-- Provided data --
┌──

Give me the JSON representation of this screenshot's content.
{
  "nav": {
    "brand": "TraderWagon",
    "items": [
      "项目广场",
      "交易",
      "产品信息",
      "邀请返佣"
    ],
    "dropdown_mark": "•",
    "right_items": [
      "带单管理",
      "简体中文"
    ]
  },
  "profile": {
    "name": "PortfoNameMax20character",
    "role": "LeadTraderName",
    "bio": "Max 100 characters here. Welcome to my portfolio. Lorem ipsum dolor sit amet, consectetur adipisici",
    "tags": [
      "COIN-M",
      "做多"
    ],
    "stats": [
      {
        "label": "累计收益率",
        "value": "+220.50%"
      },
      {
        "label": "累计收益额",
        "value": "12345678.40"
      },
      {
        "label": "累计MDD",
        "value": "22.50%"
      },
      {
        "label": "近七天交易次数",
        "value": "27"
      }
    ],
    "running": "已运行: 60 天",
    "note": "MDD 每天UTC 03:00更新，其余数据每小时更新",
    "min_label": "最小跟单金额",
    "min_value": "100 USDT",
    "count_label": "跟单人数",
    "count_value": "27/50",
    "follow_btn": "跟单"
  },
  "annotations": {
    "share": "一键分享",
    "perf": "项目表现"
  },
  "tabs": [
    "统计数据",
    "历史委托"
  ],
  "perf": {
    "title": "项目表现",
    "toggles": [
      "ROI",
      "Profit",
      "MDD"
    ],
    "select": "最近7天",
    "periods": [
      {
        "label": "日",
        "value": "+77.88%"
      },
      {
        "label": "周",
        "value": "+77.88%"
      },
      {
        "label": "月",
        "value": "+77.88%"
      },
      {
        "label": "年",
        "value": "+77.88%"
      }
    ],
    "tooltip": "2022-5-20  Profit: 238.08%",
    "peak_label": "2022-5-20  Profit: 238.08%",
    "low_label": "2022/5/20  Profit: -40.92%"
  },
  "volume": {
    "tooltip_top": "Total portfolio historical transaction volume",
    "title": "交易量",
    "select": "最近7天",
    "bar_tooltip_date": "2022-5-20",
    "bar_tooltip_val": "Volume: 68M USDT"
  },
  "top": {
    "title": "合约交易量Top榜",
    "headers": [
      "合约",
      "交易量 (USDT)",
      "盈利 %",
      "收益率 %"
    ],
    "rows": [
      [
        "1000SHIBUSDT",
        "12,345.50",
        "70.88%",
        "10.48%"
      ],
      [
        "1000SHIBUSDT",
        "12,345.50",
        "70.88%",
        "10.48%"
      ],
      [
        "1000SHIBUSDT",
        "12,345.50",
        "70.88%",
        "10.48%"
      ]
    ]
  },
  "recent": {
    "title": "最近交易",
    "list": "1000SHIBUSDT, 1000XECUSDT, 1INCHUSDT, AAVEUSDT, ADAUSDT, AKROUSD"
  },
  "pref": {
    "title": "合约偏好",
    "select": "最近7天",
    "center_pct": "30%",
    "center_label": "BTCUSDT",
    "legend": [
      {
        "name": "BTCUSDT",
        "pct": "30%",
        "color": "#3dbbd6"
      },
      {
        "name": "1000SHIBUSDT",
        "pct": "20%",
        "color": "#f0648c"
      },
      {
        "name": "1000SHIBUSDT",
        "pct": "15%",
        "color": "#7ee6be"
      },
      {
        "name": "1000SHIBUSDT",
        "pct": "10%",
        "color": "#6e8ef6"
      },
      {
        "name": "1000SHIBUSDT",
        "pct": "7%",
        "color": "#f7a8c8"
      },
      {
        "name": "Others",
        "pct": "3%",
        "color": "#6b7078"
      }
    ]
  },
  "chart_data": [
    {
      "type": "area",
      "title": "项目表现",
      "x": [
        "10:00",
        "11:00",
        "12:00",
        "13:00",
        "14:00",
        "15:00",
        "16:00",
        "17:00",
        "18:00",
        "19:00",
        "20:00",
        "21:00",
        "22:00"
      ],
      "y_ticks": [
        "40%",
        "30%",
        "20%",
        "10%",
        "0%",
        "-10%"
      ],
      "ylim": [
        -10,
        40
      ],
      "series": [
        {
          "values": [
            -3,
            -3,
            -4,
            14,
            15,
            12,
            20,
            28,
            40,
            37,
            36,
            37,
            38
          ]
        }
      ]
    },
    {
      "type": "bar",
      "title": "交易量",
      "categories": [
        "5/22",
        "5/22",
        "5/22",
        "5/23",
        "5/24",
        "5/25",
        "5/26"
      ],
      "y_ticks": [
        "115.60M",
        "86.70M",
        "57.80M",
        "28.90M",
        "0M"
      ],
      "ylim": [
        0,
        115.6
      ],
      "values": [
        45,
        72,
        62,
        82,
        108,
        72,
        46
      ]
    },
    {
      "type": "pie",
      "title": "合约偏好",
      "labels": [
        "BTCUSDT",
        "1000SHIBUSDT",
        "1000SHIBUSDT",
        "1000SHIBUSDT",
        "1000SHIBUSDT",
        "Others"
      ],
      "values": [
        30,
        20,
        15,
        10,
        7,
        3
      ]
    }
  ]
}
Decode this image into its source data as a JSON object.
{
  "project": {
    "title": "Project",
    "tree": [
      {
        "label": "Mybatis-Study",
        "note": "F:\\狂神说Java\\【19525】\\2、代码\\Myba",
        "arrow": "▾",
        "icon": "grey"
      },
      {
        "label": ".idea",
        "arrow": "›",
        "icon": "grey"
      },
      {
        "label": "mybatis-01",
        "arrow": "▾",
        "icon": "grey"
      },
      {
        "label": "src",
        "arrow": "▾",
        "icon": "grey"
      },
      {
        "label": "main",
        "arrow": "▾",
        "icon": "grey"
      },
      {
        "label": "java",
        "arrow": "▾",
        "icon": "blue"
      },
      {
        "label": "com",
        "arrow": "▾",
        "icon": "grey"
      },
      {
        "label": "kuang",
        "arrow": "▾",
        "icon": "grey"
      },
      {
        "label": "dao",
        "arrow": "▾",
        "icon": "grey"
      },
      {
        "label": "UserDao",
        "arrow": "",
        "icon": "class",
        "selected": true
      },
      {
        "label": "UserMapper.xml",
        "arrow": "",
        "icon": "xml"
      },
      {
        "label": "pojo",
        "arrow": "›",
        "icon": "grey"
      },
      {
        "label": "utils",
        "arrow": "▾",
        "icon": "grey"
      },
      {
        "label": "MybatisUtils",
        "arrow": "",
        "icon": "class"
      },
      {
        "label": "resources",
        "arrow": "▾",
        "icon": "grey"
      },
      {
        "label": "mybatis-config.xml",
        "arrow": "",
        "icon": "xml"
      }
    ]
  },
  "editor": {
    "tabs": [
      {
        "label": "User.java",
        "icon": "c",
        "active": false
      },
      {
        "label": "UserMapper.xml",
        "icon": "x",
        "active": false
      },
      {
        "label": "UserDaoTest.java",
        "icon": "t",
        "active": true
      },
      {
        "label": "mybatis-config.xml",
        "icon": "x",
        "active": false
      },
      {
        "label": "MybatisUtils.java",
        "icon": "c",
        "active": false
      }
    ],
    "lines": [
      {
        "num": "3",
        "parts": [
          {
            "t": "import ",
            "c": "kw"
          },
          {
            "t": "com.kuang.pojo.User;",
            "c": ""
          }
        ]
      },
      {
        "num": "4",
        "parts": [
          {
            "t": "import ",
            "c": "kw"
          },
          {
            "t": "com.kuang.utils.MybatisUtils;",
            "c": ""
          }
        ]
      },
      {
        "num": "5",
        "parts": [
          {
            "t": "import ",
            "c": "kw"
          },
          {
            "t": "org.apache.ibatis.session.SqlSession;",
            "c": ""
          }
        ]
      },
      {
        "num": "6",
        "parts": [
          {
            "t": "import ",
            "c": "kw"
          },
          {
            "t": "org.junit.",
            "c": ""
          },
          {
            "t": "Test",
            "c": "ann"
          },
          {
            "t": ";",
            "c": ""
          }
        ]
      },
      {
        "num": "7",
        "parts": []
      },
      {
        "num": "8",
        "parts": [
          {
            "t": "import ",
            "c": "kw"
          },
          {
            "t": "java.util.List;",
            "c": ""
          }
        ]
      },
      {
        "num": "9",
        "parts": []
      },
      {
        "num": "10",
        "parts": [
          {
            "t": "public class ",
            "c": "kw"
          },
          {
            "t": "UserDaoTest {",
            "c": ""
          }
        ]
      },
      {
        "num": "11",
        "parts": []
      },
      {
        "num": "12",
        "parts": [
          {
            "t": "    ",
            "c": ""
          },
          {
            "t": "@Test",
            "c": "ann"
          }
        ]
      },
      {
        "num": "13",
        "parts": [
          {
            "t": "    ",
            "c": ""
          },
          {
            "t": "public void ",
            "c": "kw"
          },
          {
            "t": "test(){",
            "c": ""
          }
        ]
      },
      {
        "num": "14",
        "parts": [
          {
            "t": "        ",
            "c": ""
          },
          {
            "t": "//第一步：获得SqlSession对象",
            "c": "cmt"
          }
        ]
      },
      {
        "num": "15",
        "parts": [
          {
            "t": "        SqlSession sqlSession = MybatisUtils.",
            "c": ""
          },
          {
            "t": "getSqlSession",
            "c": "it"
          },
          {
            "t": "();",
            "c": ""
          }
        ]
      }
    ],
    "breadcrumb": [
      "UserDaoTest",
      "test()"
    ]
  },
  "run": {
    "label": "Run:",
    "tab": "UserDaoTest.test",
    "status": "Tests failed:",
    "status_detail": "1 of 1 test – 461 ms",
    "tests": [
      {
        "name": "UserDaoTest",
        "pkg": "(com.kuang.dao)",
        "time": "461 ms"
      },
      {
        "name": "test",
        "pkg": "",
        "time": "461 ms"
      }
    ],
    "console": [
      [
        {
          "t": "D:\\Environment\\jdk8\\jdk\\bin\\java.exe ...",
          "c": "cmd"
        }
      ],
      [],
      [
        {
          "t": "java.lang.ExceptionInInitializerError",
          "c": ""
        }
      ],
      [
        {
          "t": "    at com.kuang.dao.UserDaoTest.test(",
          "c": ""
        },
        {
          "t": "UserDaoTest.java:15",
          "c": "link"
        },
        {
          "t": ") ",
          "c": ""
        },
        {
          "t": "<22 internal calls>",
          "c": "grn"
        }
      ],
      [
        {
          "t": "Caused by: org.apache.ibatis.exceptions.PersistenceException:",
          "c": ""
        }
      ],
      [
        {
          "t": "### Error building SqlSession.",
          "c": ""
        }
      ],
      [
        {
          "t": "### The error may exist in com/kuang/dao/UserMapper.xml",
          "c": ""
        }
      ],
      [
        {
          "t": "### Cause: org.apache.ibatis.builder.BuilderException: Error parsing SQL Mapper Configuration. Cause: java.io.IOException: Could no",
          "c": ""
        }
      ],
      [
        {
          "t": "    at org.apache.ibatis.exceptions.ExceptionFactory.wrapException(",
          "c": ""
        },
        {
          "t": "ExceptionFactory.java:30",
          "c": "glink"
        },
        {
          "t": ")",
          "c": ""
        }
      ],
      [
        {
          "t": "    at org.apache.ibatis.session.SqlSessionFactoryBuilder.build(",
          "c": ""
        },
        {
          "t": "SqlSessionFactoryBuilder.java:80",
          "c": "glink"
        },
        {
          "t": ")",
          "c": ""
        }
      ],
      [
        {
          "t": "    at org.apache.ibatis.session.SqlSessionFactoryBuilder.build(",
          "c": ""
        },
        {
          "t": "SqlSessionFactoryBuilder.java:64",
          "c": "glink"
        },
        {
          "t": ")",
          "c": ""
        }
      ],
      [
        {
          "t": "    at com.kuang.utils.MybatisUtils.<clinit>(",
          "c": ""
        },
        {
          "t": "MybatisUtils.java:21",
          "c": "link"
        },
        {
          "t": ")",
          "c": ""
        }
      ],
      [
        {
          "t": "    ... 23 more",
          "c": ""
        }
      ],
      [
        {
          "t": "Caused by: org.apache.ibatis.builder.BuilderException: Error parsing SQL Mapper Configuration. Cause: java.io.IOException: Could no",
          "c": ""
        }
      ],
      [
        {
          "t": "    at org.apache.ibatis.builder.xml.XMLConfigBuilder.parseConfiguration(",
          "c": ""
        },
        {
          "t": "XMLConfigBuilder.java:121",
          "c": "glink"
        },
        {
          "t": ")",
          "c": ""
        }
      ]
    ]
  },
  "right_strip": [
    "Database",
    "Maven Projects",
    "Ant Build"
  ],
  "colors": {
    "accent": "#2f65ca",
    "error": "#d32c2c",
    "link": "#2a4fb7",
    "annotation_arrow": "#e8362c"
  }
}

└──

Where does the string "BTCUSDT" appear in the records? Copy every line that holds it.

-- Task output --
    "center_label": "BTCUSDT",
        "name": "BTCUSDT",
        "BTCUSDT",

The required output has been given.